Lesh tells why the Air Force Academy became interested in this week's conference:

"The Air Force Academy is a good example...where they came to us with a problem and they said 'our cadets come in here; they're smart kids. They come out knowing more, and they get worse on absolutely every scale of being good problem solvers, of being creative.' They know more and can function less, in a way. And they're very worried, because the person that they need in the military just like other things, for the future, isn't somebody who just follows rules. They need to understand those and be able to create their own flow of them. So having them engaged helps us get on the forefront of things."

Lesh says it's vital to learn modern adaptations of mathematics skills:

"From communications systems, to weather systems, to gadgets -- if we don't understand systems, you're going to be behind. And the mathematics that it takes to do that isn't formal mathematics maybe of algebra and calculus that people are used to. It's often a new kind of mathematics and new levels of mathematical thinking."

Lesh describes the new kind of mathematical thinking that's needed:

"More and more fields do involve mathematical thinking.
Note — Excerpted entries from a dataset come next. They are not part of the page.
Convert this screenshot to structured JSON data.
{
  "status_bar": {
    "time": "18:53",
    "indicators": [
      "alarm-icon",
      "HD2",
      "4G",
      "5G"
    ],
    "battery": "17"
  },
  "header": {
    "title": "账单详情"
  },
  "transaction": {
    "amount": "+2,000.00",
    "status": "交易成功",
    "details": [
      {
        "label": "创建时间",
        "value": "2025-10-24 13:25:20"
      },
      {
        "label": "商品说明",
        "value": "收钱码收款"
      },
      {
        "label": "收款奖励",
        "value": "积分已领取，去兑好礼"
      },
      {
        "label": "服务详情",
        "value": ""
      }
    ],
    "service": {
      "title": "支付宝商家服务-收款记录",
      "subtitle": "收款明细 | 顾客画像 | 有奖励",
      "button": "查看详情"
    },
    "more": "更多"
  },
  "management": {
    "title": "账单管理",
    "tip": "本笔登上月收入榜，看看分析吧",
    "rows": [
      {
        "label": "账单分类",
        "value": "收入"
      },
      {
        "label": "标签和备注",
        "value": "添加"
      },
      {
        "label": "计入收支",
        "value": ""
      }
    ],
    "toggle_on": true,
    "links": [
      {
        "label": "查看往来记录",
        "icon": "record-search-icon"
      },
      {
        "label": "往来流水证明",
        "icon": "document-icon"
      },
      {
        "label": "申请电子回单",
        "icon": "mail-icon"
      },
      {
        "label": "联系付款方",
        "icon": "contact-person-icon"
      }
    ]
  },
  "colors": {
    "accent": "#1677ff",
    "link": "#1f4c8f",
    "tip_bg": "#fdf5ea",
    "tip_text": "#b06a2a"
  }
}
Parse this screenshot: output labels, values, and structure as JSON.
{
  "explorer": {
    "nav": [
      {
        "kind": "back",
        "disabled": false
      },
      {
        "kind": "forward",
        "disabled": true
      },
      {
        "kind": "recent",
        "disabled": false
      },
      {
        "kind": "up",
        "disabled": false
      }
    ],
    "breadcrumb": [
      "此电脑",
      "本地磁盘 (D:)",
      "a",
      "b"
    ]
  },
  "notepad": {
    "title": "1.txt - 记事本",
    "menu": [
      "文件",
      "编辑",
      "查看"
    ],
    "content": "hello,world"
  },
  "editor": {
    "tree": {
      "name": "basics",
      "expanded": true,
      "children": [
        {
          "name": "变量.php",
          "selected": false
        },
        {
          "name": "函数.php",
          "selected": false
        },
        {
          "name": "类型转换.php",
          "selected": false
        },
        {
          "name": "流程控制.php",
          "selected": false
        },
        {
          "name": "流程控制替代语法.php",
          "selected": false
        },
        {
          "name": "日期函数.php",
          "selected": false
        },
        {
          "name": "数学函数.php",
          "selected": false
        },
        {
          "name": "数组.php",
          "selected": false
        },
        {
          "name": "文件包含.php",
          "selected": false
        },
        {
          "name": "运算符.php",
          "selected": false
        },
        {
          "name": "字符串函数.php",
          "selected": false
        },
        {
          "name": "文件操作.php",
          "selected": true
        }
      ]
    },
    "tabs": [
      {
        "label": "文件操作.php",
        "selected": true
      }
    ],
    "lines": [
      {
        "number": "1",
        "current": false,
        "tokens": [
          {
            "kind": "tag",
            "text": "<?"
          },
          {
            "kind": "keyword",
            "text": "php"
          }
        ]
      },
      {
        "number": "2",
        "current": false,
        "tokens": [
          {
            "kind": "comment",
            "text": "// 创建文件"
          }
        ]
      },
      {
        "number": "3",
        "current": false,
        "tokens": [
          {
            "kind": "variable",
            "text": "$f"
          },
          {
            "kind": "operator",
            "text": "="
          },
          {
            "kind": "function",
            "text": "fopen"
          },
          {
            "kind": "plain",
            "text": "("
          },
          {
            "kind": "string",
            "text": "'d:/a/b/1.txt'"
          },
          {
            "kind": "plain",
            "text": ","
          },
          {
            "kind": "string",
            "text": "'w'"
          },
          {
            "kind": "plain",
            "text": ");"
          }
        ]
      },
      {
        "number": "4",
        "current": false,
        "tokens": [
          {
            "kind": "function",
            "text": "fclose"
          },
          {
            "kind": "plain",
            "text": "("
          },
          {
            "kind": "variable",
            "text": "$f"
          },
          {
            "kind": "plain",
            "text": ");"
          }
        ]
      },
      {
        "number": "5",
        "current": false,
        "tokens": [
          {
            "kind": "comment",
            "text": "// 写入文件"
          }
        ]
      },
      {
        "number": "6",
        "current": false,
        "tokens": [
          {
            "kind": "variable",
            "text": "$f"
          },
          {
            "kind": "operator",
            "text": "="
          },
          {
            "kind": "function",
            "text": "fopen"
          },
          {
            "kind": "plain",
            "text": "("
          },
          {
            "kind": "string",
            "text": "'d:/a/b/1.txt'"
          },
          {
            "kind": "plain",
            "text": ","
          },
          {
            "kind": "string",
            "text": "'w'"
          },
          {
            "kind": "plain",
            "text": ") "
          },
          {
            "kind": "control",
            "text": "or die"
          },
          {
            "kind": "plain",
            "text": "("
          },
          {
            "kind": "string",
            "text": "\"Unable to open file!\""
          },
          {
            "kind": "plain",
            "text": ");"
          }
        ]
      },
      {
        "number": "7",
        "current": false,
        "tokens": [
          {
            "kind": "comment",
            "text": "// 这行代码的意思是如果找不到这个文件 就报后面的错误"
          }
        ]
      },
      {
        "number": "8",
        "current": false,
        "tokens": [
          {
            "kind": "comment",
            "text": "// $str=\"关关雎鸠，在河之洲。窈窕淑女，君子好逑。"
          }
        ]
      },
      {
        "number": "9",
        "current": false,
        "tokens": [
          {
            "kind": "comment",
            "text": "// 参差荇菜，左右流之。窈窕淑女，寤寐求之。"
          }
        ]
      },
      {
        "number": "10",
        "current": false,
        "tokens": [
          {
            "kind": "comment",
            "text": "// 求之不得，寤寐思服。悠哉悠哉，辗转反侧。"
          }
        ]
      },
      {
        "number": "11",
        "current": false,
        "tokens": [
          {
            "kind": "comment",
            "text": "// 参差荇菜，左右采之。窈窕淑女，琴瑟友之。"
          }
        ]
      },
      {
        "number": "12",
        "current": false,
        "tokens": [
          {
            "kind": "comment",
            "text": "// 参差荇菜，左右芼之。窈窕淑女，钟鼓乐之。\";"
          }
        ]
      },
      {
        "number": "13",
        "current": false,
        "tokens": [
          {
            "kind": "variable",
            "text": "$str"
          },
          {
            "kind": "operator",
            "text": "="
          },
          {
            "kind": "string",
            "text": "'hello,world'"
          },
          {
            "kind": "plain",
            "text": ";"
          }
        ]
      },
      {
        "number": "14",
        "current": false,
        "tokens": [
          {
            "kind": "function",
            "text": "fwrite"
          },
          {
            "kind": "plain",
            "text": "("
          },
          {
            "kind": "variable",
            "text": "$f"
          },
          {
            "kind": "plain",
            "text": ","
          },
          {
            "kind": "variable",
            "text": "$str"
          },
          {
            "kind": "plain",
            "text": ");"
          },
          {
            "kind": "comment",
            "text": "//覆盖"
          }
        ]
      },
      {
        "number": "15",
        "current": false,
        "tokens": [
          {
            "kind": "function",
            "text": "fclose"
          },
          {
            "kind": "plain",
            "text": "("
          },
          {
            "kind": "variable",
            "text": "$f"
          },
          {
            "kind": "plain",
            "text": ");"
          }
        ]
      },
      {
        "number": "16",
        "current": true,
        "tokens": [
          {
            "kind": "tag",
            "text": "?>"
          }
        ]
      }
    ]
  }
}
If it does, they'll tell you it's a new kind of mathematical thinking. They need people who can work in groups, they need people who can work on problems that take multiple steps, and use tools. And yet, we're training kids for -- we keep them in isolation, we have them deprived of using any tools as though it were cheating to use these tools when everybody knows that as soon as you try to use a spreadsheet, even, you have to think more mathematically, not less."